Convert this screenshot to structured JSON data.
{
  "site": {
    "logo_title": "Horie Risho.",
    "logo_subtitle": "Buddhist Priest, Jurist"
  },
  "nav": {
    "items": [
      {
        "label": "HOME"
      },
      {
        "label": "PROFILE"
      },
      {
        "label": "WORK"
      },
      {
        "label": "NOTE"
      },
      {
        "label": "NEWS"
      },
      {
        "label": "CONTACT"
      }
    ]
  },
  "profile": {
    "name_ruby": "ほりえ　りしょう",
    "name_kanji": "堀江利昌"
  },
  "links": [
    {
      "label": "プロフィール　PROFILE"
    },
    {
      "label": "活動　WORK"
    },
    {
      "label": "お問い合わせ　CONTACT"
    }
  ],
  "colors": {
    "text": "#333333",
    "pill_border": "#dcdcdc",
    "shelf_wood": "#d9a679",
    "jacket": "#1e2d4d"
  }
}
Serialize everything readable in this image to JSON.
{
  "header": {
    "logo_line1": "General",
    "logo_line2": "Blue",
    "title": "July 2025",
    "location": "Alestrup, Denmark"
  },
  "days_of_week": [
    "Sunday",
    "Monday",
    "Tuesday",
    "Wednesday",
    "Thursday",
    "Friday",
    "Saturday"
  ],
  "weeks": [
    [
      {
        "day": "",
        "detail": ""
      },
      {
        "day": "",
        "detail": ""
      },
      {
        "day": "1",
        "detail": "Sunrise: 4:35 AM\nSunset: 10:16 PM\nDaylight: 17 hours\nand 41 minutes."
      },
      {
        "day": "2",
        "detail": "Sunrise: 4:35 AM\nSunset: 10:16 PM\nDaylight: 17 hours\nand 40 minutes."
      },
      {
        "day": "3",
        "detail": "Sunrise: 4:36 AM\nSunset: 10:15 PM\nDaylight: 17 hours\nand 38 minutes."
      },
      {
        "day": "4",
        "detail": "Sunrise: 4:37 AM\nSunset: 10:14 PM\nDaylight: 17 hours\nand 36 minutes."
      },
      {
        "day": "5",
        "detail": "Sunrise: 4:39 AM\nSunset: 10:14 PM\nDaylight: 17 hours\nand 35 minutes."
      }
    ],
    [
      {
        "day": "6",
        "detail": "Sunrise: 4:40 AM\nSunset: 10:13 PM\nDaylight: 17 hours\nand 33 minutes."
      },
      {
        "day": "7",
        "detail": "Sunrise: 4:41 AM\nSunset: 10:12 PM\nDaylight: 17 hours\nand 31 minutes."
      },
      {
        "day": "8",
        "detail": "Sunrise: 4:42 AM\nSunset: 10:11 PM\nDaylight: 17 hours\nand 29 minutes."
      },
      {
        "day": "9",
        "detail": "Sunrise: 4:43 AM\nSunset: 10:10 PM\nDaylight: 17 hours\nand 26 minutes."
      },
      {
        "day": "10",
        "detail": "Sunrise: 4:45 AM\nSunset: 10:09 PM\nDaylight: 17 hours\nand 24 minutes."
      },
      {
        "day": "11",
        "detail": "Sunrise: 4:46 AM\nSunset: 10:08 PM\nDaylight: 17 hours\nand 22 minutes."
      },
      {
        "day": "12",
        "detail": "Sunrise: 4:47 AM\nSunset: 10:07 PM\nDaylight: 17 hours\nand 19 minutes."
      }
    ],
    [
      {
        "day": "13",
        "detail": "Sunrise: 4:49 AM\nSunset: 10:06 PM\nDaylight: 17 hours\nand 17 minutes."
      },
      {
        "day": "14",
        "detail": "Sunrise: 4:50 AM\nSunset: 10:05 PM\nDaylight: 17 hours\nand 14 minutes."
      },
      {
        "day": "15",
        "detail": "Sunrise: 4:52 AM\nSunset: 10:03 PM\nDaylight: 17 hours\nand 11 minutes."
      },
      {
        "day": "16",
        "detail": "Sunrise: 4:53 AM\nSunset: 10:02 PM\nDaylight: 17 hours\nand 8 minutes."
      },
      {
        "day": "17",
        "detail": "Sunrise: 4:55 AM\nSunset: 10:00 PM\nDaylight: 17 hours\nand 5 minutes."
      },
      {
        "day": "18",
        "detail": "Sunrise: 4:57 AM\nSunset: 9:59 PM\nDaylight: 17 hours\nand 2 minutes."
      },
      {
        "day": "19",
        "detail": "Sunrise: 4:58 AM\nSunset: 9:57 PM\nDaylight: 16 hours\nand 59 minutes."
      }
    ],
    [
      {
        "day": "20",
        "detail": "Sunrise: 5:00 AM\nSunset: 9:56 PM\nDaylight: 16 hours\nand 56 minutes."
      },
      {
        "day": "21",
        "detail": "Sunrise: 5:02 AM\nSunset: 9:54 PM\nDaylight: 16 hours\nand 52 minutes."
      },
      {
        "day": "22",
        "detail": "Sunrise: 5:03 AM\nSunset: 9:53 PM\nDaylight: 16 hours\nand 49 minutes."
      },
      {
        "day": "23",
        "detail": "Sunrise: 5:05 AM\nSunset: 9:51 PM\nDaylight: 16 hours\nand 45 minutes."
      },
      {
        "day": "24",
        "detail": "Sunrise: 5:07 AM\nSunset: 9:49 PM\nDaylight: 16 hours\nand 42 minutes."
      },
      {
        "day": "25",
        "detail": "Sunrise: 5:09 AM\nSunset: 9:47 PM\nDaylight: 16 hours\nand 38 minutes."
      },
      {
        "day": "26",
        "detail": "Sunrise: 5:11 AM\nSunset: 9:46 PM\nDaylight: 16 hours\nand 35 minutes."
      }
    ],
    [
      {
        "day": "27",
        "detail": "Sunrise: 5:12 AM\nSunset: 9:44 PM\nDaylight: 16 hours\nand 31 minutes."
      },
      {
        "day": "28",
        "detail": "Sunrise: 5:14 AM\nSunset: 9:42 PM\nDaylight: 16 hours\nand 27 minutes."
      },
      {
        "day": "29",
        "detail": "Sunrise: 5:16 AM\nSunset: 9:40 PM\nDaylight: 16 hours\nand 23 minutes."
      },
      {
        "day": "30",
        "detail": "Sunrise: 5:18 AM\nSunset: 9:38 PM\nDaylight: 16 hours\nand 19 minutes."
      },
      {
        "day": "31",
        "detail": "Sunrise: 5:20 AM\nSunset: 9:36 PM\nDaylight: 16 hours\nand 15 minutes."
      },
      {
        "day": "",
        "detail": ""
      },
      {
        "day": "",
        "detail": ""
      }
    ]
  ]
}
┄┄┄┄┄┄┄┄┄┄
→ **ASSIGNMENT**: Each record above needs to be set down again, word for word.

→ **RESPONSE**:
Convert this screenshot to structured JSON data.
{
  "site": {
    "logo_title": "Horie Risho.",
    "logo_subtitle": "Buddhist Priest, Jurist"
  },
  "nav": {
    "items": [
      {
        "label": "HOME"
      },
      {
        "label": "PROFILE"
      },
      {
        "label": "WORK"
      },
      {
        "label": "NOTE"
      },
      {
        "label": "NEWS"
      },
      {
        "label": "CONTACT"
      }
    ]
  },
  "profile": {
    "name_ruby": "ほりえ　りしょう",
    "name_kanji": "堀江利昌"
  },
  "links": [
    {
      "label": "プロフィール　PROFILE"
    },
    {
      "label": "活動　WORK"
    },
    {
      "label": "お問い合わせ　CONTACT"
    }
  ],
  "colors": {
    "text": "#333333",
    "pill_border": "#dcdcdc",
    "shelf_wood": "#d9a679",
    "jacket": "#1e2d4d"
  }
}
Serialize everything readable in this image to JSON.
{
  "header": {
    "logo_line1": "General",
    "logo_line2": "Blue",
    "title": "July 2025",
    "location": "Alestrup, Denmark"
  },
  "days_of_week": [
    "Sunday",
    "Monday",
    "Tuesday",
    "Wednesday",
    "Thursday",
    "Friday",
    "Saturday"
  ],
  "weeks": [
    [
      {
        "day": "",
        "detail": ""
      },
      {
        "day": "",
        "detail": ""
      },
      {
        "day": "1",
        "detail": "Sunrise: 4:35 AM\nSunset: 10:16 PM\nDaylight: 17 hours\nand 41 minutes."
      },
      {
        "day": "2",
        "detail": "Sunrise: 4:35 AM\nSunset: 10:16 PM\nDaylight: 17 hours\nand 40 minutes."
      },
      {
        "day": "3",
        "detail": "Sunrise: 4:36 AM\nSunset: 10:15 PM\nDaylight: 17 hours\nand 38 minutes."
      },
      {
        "day": "4",
        "detail": "Sunrise: 4:37 AM\nSunset: 10:14 PM\nDaylight: 17 hours\nand 36 minutes."
      },
      {
        "day": "5",
        "detail": "Sunrise: 4:39 AM\nSunset: 10:14 PM\nDaylight: 17 hours\nand 35 minutes."
      }
    ],
    [
      {
        "day": "6",
        "detail": "Sunrise: 4:40 AM\nSunset: 10:13 PM\nDaylight: 17 hours\nand 33 minutes."
      },
      {
        "day": "7",
        "detail": "Sunrise: 4:41 AM\nSunset: 10:12 PM\nDaylight: 17 hours\nand 31 minutes."
      },
      {
        "day": "8",
        "detail": "Sunrise: 4:42 AM\nSunset: 10:11 PM\nDaylight: 17 hours\nand 29 minutes."
      },
      {
        "day": "9",
        "detail": "Sunrise: 4:43 AM\nSunset: 10:10 PM\nDaylight: 17 hours\nand 26 minutes."
      },
      {
        "day": "10",
        "detail": "Sunrise: 4:45 AM\nSunset: 10:09 PM\nDaylight: 17 hours\nand 24 minutes."
      },
      {
        "day": "11",
        "detail": "Sunrise: 4:46 AM\nSunset: 10:08 PM\nDaylight: 17 hours\nand 22 minutes."
      },
      {
        "day": "12",
        "detail": "Sunrise: 4:47 AM\nSunset: 10:07 PM\nDaylight: 17 hours\nand 19 minutes."
      }
    ],
    [
      {
        "day": "13",
        "detail": "Sunrise: 4:49 AM\nSunset: 10:06 PM\nDaylight: 17 hours\nand 17 minutes."
      },
      {
        "day": "14",
        "detail": "Sunrise: 4:50 AM\nSunset: 10:05 PM\nDaylight: 17 hours\nand 14 minutes."
      },
      {
        "day": "15",
        "detail": "Sunrise: 4:52 AM\nSunset: 10:03 PM\nDaylight: 17 hours\nand 11 minutes."
      },
      {
        "day": "16",
        "detail": "Sunrise: 4:53 AM\nSunset: 10:02 PM\nDaylight: 17 hours\nand 8 minutes."
      },
      {
        "day": "17",
        "detail": "Sunrise: 4:55 AM\nSunset: 10:00 PM\nDaylight: 17 hours\nand 5 minutes."
      },
      {
        "day": "18",
        "detail": "Sunrise: 4:57 AM\nSunset: 9:59 PM\nDaylight: 17 hours\nand 2 minutes."
      },
      {
        "day": "19",
        "detail": "Sunrise: 4:58 AM\nSunset: 9:57 PM\nDaylight: 16 hours\nand 59 minutes."
      }
    ],
    [
      {
        "day": "20",
        "detail": "Sunrise: 5:00 AM\nSunset: 9:56 PM\nDaylight: 16 hours\nand 56 minutes."
      },
      {
        "day": "21",
        "detail": "Sunrise: 5:02 AM\nSunset: 9:54 PM\nDaylight: 16 hours\nand 52 minutes."
      },
      {
        "day": "22",
        "detail": "Sunrise: 5:03 AM\nSunset: 9:53 PM\nDaylight: 16 hours\nand 49 minutes."
      },
      {
        "day": "23",
        "detail": "Sunrise: 5:05 AM\nSunset: 9:51 PM\nDaylight: 16 hours\nand 45 minutes."
      },
      {
        "day": "24",
        "detail": "Sunrise: 5:07 AM\nSunset: 9:49 PM\nDaylight: 16 hours\nand 42 minutes."
      },
      {
        "day": "25",
        "detail": "Sunrise: 5:09 AM\nSunset: 9:47 PM\nDaylight: 16 hours\nand 38 minutes."
      },
      {
        "day": "26",
        "detail": "Sunrise: 5:11 AM\nSunset: 9:46 PM\nDaylight: 16 hours\nand 35 minutes."
      }
    ],
    [
      {
        "day": "27",
        "detail": "Sunrise: 5:12 AM\nSunset: 9:44 PM\nDaylight: 16 hours\nand 31 minutes."
      },
      {
        "day": "28",
        "detail": "Sunrise: 5:14 AM\nSunset: 9:42 PM\nDaylight: 16 hours\nand 27 minutes."
      },
      {
        "day": "29",
        "detail": "Sunrise: 5:16 AM\nSunset: 9:40 PM\nDaylight: 16 hours\nand 23 minutes."
      },
      {
        "day": "30",
        "detail": "Sunrise: 5:18 AM\nSunset: 9:38 PM\nDaylight: 16 hours\nand 19 minutes."
      },
      {
        "day": "31",
        "detail": "Sunrise: 5:20 AM\nSunset: 9:36 PM\nDaylight: 16 hours\nand 15 minutes."
      },
      {
        "day": "",
        "detail": ""
      },
      {
        "day": "",
        "detail": ""
      }
    ]
  ]
}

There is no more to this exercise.